DATA FOR REVIEW.
---

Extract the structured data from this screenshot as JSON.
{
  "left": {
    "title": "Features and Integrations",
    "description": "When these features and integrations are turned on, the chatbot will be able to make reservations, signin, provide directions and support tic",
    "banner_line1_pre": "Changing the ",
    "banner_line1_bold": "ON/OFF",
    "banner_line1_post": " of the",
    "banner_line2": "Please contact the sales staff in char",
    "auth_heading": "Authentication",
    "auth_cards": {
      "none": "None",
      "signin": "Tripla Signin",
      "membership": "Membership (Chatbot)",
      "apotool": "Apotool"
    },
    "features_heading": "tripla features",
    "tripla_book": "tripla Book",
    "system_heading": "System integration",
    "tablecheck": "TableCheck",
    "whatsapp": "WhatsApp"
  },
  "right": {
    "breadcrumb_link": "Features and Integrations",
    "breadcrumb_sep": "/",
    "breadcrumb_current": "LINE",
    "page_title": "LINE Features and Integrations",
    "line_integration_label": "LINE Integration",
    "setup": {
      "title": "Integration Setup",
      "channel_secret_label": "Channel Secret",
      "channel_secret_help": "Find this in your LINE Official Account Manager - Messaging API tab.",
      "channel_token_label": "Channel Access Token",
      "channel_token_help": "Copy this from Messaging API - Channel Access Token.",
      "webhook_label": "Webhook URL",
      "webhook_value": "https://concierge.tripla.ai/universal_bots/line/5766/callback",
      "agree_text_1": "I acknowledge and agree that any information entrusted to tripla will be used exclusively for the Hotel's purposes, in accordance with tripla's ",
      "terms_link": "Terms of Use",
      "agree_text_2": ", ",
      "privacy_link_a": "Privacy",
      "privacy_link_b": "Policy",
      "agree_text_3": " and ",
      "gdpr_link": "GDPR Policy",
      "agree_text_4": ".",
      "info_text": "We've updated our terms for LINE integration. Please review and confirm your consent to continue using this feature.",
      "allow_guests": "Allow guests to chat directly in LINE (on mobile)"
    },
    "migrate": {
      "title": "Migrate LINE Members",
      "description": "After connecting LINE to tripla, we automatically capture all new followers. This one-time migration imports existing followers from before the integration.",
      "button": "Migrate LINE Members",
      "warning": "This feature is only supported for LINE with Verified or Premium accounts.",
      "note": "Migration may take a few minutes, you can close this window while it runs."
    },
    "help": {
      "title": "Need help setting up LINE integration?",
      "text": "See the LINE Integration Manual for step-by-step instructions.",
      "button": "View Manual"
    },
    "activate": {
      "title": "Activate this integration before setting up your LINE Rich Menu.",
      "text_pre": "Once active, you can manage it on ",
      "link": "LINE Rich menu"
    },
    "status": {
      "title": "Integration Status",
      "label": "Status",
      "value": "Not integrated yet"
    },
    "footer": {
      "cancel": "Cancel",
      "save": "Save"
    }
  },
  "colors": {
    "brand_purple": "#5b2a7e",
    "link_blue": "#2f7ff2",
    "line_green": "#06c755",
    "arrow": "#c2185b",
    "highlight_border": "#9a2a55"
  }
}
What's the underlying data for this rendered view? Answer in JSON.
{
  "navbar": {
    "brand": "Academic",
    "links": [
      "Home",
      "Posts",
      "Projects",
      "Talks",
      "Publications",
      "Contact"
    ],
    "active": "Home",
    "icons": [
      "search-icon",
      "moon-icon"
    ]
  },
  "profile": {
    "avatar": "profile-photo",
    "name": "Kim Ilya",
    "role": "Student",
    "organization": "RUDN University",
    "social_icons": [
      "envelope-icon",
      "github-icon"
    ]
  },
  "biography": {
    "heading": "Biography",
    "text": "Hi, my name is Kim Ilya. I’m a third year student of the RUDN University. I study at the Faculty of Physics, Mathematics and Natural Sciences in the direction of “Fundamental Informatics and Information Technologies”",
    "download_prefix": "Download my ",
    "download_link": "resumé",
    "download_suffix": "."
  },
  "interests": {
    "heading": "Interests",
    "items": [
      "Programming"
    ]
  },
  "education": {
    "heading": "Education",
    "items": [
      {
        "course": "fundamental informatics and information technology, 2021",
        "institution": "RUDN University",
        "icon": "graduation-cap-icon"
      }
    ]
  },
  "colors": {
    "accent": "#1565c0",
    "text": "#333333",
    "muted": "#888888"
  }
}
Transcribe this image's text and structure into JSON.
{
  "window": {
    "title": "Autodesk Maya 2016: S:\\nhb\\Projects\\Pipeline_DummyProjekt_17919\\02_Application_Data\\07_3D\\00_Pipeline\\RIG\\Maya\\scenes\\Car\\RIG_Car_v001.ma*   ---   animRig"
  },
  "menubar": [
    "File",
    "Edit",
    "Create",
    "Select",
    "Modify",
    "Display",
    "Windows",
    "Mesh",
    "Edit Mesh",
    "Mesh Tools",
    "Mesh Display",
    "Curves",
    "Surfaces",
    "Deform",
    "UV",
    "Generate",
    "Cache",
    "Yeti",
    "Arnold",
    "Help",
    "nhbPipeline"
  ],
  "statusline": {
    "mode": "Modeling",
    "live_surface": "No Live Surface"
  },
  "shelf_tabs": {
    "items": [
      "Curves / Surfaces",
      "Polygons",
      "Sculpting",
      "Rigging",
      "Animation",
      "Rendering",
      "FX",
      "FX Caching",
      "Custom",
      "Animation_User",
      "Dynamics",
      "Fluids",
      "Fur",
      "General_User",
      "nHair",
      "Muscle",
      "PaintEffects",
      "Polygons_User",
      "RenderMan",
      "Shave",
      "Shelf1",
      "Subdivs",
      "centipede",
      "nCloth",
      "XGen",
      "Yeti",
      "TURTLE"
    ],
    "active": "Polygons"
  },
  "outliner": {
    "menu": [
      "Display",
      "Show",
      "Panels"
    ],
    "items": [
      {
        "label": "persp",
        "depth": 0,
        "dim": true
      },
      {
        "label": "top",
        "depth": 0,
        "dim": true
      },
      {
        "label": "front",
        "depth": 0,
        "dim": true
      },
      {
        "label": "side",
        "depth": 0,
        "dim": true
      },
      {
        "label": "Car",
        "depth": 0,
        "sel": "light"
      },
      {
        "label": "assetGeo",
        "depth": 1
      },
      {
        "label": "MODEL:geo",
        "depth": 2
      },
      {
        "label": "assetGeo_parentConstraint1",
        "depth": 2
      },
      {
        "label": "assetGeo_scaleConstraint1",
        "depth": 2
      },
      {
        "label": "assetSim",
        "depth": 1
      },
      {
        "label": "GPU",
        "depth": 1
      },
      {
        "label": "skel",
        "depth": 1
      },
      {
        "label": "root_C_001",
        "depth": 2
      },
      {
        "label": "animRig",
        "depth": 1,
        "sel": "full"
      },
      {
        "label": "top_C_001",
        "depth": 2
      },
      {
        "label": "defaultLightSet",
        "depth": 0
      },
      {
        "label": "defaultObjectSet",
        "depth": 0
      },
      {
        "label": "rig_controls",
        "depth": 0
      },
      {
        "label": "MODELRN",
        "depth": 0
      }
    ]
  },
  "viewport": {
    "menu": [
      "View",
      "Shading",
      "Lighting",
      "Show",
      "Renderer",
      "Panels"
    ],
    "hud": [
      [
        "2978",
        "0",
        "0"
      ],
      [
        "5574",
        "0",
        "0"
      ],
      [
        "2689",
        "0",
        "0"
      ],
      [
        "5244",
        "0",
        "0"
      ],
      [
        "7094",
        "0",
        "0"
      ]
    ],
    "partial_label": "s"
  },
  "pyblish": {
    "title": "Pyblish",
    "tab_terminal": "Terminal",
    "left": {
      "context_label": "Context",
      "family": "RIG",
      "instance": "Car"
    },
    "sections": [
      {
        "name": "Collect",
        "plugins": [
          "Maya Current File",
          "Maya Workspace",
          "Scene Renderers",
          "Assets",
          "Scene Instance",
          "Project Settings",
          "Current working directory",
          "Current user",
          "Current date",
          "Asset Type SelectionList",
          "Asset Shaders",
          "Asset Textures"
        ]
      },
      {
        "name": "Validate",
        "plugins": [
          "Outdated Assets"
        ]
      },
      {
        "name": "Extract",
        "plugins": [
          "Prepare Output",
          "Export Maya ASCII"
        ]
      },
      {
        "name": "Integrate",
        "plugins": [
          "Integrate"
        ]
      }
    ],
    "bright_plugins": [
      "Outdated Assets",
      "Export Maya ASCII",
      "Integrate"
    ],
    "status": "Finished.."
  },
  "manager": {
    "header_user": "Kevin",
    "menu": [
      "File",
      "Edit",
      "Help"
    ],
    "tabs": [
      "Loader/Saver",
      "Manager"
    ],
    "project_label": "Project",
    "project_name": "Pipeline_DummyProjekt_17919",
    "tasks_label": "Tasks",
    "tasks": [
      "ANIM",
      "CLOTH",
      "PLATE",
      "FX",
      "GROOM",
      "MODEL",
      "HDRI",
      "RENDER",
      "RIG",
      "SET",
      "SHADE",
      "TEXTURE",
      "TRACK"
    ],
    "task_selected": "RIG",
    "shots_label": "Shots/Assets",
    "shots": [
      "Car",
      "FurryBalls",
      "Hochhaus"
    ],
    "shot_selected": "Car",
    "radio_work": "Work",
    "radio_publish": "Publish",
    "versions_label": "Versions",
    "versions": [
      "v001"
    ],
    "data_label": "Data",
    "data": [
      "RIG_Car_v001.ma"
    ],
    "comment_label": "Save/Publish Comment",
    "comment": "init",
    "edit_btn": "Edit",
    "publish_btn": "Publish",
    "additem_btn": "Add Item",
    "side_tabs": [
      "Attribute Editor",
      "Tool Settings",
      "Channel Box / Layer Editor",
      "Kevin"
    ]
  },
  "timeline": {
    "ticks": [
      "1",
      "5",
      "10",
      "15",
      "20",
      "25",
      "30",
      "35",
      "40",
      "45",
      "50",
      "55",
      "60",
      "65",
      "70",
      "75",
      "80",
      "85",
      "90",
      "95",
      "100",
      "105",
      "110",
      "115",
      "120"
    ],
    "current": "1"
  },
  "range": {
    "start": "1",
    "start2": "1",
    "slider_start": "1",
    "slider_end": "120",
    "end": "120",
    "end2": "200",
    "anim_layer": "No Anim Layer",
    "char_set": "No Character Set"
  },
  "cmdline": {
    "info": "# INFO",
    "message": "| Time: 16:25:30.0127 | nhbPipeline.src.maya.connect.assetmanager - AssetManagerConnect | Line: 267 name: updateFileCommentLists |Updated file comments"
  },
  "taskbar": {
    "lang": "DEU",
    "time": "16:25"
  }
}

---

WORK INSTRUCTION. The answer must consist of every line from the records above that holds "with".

RESULT OF THE TASK.
      "agree_text_1": "I acknowledge and agree that any information entrusted to tripla will be used exclusively for the Hotel's purposes, in accordance with tripla's ",
      "warning": "This feature is only supported for LINE with Verified or Premium accounts.",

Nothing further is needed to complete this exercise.